The emergence of alternatives to traditional vertically integrated utilities has transformed the electricity sector. While the seeds of utility deregulation were planted in the 1970s, the movement to open up markets began in earnest in 1992 with the Energy Policy Act.

Regulated markets feature ownership and control throughout the entire flow of electricity from power plant to meter.

In contrast, utilities in deregulated markets are only responsible for distribution, operation and maintenance from the point of interconnection at the electricity grid and back to the meter, billing the ratepayer for their electricity usage and acting as the provider of last resort.

Grid operators then manage wholesale electricity markets to ensure reliability, and retail suppliers can buy and sell electricity in those markets to end-users.

Over the last decade, many states in the Northeast, Mid-Atlantic and some in the Midwest have adopted deregulated electricity and/or gas markets.

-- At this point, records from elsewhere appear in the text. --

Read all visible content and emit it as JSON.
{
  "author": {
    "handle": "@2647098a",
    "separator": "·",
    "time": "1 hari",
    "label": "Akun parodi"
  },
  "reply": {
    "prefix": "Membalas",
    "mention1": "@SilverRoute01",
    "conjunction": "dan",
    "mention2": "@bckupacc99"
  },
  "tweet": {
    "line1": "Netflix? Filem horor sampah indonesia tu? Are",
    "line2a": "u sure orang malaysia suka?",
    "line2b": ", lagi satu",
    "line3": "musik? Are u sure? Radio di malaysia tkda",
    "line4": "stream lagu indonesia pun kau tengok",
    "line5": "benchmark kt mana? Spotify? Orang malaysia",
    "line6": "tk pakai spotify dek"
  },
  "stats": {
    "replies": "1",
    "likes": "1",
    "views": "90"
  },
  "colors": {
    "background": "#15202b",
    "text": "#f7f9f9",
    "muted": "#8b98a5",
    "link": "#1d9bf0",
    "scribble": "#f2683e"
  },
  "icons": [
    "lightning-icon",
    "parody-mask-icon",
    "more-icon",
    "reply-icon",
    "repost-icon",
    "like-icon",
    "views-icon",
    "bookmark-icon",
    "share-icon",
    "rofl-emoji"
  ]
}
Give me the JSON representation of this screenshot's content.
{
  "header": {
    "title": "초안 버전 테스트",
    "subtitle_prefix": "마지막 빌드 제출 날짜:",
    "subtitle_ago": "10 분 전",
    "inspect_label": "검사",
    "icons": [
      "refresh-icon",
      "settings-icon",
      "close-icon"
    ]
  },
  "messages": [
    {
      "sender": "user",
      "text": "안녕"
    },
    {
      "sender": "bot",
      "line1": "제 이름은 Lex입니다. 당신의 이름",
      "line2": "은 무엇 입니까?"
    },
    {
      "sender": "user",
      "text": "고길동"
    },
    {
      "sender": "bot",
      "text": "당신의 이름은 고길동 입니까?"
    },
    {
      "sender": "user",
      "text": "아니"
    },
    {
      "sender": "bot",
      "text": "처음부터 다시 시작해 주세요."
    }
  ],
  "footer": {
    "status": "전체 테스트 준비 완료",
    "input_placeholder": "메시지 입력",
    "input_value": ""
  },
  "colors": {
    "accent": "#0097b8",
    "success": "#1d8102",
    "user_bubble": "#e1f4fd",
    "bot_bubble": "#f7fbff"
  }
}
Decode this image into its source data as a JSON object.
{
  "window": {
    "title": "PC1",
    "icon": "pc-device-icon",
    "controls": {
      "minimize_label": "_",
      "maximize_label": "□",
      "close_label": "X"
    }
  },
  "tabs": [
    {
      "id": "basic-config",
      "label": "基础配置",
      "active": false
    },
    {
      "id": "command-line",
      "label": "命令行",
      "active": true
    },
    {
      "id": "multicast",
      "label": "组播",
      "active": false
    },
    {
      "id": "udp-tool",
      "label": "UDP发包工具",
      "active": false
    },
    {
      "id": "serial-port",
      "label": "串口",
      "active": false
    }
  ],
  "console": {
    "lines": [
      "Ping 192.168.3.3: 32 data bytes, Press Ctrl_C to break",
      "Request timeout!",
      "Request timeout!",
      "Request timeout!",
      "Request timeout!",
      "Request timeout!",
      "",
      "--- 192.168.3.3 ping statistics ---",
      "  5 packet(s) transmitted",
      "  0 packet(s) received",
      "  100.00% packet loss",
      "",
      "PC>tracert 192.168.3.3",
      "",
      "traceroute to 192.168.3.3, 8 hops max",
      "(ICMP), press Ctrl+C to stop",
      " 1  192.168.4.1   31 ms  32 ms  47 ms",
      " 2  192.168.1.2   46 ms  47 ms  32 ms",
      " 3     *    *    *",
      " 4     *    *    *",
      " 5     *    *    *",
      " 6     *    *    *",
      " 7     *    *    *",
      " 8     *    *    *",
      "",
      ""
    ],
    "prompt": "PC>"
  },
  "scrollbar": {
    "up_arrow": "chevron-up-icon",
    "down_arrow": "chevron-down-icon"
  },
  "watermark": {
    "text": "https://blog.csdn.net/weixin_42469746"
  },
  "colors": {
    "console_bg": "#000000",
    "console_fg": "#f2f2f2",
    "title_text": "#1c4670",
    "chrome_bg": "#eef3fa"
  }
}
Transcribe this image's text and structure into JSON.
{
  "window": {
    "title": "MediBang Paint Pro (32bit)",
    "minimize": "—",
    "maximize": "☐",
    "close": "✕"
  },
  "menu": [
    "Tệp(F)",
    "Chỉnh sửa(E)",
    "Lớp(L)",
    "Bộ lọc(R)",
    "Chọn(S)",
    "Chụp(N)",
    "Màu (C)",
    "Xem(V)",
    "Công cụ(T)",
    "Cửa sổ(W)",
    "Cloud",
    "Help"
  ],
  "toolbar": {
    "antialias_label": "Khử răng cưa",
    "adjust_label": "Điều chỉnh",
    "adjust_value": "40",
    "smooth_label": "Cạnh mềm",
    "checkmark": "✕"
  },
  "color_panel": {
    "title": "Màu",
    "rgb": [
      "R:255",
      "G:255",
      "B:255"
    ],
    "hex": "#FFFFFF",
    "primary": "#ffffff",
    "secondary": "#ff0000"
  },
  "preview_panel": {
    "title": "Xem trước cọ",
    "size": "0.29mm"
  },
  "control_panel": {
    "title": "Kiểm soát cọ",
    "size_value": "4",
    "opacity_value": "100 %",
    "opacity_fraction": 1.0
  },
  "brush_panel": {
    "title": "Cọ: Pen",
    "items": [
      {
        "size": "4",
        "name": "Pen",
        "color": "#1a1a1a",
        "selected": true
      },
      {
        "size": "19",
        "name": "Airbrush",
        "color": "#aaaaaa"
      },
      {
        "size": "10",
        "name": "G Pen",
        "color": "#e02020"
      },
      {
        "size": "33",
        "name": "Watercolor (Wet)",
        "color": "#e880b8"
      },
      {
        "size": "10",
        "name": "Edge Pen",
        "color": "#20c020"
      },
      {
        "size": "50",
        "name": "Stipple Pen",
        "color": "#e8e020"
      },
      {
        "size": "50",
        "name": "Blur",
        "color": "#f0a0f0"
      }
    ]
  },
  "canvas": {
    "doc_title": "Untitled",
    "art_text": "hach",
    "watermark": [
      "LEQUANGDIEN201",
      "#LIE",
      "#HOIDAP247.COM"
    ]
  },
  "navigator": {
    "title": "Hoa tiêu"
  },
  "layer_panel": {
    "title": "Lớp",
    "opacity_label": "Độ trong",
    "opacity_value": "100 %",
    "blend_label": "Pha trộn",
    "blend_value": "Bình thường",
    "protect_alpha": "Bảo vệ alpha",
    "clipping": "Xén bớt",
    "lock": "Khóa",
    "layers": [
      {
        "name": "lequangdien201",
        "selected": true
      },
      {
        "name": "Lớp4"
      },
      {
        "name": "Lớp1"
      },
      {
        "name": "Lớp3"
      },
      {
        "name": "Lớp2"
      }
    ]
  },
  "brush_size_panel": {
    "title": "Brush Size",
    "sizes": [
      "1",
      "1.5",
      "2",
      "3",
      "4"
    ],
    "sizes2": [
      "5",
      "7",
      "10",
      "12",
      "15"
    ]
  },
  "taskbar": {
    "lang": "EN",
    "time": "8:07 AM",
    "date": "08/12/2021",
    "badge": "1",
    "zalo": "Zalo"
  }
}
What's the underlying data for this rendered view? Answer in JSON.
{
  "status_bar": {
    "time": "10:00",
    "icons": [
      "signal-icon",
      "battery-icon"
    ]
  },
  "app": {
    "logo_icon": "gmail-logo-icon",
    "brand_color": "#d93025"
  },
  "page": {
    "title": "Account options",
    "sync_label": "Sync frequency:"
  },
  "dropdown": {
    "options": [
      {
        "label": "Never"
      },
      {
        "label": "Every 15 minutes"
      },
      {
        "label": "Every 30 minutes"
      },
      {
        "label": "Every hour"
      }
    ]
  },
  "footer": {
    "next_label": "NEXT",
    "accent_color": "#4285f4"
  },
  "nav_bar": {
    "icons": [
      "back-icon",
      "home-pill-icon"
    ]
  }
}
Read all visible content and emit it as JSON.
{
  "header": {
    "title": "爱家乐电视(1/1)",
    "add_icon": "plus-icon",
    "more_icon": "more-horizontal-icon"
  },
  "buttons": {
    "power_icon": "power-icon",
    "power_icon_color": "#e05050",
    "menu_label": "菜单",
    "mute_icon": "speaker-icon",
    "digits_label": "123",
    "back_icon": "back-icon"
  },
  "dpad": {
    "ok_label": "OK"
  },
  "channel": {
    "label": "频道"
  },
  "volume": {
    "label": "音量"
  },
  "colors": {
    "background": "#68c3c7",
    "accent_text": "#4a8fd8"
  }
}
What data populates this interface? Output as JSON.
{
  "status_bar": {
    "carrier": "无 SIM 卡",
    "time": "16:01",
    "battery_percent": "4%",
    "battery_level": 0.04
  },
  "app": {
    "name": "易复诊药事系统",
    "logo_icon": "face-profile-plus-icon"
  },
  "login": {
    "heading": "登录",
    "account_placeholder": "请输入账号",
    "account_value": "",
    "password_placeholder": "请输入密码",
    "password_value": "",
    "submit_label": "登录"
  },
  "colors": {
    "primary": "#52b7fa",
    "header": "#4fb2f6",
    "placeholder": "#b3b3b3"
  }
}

Some states, like Texas and California, have partial choice. 

When the electricity market is allowed to operate efficiently and more players are at the table, the price of power across markets is lower. Lower-cost forms of energy are granted entry and Americans reap the benefits. Competitive markets are dependent on a modern electric grid to deliver these benefits.


4.1.5 Paying for Transmission

  • Posted Rates

  • Rate Regulation

  • FERC Financials

  • About the Transmission System

  • Value of Investing in the Grid

  • A Better Future